> **What the task asks**: Report the lines of the material that carry the string "share".

> **Given records**:
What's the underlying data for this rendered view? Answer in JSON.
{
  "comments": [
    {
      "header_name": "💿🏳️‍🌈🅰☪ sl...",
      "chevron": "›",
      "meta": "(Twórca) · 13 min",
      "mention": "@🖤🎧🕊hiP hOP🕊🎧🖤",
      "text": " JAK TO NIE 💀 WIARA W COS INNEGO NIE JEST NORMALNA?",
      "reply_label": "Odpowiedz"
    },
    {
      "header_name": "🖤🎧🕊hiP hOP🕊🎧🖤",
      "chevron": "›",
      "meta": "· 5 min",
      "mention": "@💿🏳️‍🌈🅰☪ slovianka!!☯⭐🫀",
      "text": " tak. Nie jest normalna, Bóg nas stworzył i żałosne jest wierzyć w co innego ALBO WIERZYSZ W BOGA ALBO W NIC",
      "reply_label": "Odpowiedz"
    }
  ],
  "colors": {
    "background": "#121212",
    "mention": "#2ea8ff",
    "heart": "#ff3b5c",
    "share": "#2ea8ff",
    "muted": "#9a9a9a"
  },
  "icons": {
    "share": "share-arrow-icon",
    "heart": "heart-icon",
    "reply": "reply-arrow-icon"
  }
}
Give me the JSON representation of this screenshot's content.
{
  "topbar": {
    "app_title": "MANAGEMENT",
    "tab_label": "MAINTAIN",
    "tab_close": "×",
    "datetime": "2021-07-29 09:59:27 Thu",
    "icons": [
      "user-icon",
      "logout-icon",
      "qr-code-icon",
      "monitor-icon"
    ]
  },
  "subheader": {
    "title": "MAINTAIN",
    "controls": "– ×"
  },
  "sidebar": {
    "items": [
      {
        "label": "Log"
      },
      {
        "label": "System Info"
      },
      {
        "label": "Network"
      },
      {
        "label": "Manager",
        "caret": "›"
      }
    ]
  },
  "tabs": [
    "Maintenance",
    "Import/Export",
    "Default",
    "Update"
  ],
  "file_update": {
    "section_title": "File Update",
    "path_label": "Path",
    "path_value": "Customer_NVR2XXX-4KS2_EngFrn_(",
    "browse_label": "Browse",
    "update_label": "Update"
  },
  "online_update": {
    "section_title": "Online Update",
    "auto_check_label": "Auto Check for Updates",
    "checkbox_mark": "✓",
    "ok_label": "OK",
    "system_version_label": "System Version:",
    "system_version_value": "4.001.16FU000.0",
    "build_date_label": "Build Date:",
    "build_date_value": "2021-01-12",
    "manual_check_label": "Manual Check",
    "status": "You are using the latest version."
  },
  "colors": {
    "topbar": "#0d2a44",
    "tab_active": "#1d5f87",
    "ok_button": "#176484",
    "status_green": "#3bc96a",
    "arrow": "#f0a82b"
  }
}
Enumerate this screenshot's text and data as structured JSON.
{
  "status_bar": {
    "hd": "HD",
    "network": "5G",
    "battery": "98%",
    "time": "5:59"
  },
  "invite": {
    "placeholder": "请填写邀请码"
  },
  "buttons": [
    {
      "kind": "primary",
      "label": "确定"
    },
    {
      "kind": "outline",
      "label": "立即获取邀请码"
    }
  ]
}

> **Written solution**:
    "share": "#2ea8ff",
    "share": "share-arrow-icon",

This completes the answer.